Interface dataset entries

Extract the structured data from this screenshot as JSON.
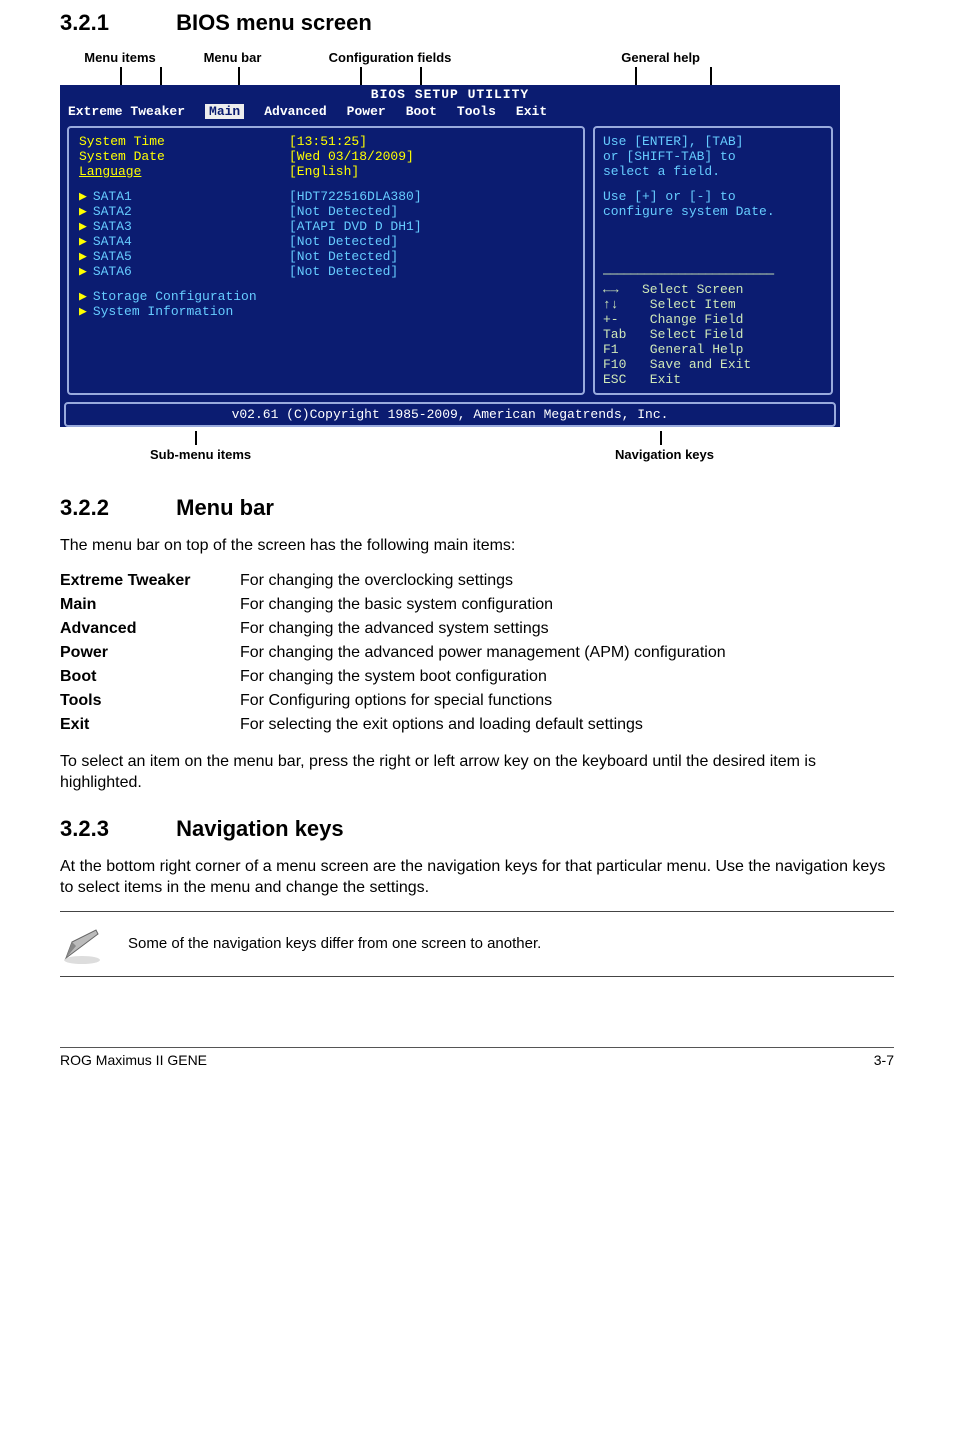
{
  "sections": {
    "s321": {
      "num": "3.2.1",
      "title": "BIOS menu screen"
    },
    "s322": {
      "num": "3.2.2",
      "title": "Menu bar"
    },
    "s323": {
      "num": "3.2.3",
      "title": "Navigation keys"
    }
  },
  "top_annot": {
    "a": "Menu items",
    "b": "Menu bar",
    "c": "Configuration fields",
    "d": "General help"
  },
  "bios": {
    "title": "BIOS SETUP UTILITY",
    "menubar": [
      "Extreme Tweaker",
      "Main",
      "Advanced",
      "Power",
      "Boot",
      "Tools",
      "Exit"
    ],
    "left_items_top": [
      {
        "lbl": "System Time",
        "val": "[13:51:25]"
      },
      {
        "lbl": "System Date",
        "val": "[Wed 03/18/2009]"
      },
      {
        "lbl": "Language",
        "val": "[English]"
      }
    ],
    "sata": [
      {
        "lbl": "SATA1",
        "val": "[HDT722516DLA380]"
      },
      {
        "lbl": "SATA2",
        "val": "[Not Detected]"
      },
      {
        "lbl": "SATA3",
        "val": "[ATAPI DVD D DH1]"
      },
      {
        "lbl": "SATA4",
        "val": "[Not Detected]"
      },
      {
        "lbl": "SATA5",
        "val": "[Not Detected]"
      },
      {
        "lbl": "SATA6",
        "val": "[Not Detected]"
      }
    ],
    "sub1": "Storage Configuration",
    "sub2": "System Information",
    "help1": "Use [ENTER], [TAB]",
    "help2": "or [SHIFT-TAB] to",
    "help3": "select a field.",
    "help4": "Use [+] or [-] to",
    "help5": "configure system Date.",
    "keys": "←→   Select Screen\n↑↓    Select Item\n+-    Change Field\nTab   Select Field\nF1    General Help\nF10   Save and Exit\nESC   Exit",
    "footer": "v02.61 (C)Copyright 1985-2009, American Megatrends, Inc."
  },
  "bot_annot": {
    "a": "Sub-menu items",
    "b": "Navigation keys"
  },
  "menubar_intro": "The menu bar on top of the screen has the following main items:",
  "defs": [
    [
      "Extreme Tweaker",
      "For changing the overclocking settings"
    ],
    [
      "Main",
      "For changing the basic system configuration"
    ],
    [
      "Advanced",
      "For changing the advanced system settings"
    ],
    [
      "Power",
      "For changing the advanced power management (APM) configuration"
    ],
    [
      "Boot",
      "For changing the system boot configuration"
    ],
    [
      "Tools",
      "For Configuring options for special functions"
    ],
    [
      "Exit",
      "For selecting the exit options and loading default settings"
    ]
  ],
  "menubar_outro": "To select an item on the menu bar, press the right or left arrow key on the keyboard until the desired item is highlighted.",
  "navkeys_para": "At the bottom right corner of a menu screen are the navigation keys for that particular menu. Use the navigation keys to select items in the menu and change the settings.",
  "note": "Some of the navigation keys differ from one screen to another.",
  "footer_left": "ROG Maximus II GENE",
  "footer_right": "3-7"
}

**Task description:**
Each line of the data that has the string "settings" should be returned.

**Task solution:**
      "For changing the overclocking settings"
      "For changing the advanced system settings"
      "For selecting the exit options and loading default settings"
  "navkeys_para": "At the bottom right corner of a menu screen are the navigation keys for that particular menu. Use the navigation keys to select items in the menu and change the settings.",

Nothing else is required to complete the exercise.